## The data
────────────────────
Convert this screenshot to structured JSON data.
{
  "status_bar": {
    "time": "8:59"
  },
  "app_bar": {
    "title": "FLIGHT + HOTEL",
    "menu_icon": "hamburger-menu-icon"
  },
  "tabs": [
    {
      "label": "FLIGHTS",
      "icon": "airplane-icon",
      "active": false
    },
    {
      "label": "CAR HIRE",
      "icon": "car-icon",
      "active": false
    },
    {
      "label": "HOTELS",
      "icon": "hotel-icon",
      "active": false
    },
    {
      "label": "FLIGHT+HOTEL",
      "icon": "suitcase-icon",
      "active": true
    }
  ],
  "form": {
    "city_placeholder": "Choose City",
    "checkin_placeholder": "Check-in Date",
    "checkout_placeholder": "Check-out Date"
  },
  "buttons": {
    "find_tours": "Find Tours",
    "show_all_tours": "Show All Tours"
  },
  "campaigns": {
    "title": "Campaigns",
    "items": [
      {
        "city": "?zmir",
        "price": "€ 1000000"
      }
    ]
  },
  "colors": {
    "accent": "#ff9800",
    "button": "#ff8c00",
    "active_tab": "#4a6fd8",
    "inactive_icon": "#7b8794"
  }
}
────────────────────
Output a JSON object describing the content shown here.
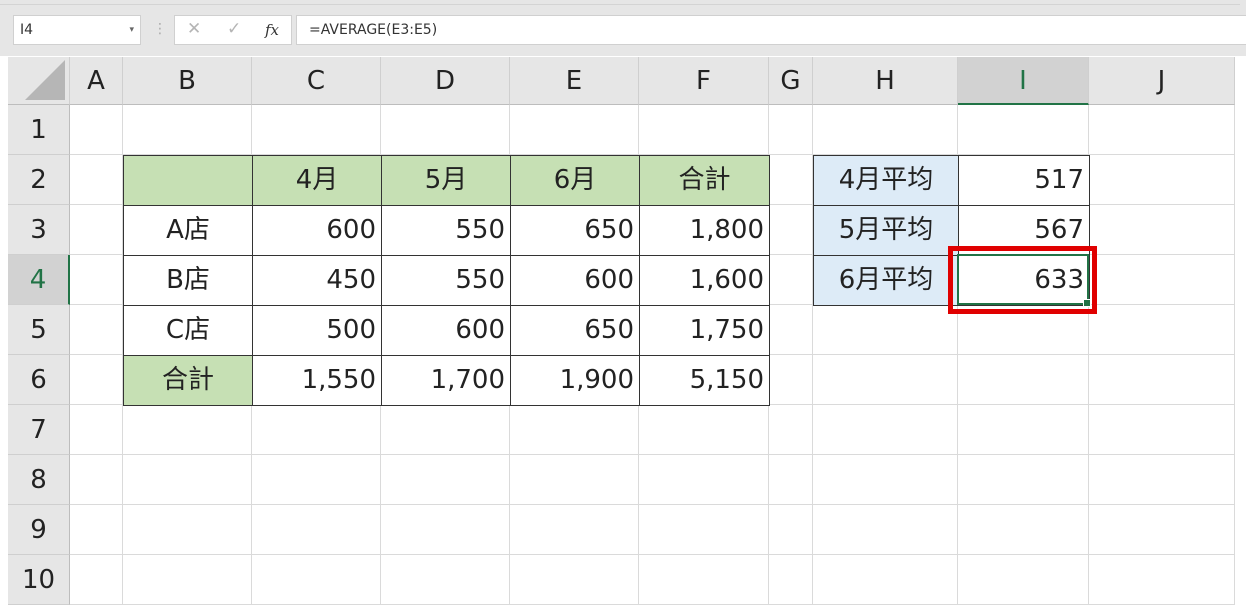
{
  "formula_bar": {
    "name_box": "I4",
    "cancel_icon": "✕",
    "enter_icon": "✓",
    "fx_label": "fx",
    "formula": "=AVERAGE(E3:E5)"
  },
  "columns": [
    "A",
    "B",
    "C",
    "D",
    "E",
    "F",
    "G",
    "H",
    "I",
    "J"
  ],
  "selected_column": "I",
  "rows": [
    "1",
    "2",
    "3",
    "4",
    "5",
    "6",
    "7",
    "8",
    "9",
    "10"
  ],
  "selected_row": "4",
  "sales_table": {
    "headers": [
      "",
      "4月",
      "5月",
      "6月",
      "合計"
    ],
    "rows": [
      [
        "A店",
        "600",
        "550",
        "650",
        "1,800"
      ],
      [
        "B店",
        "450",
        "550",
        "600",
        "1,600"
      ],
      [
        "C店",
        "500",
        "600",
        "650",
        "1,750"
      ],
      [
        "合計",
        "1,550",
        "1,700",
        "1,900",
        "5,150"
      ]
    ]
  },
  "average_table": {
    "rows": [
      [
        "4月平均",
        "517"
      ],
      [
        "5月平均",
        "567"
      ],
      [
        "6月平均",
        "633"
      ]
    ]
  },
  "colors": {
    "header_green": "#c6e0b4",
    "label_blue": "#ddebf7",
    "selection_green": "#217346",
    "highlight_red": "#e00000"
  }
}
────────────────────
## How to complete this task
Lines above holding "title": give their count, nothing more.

## Solution to this exercise
2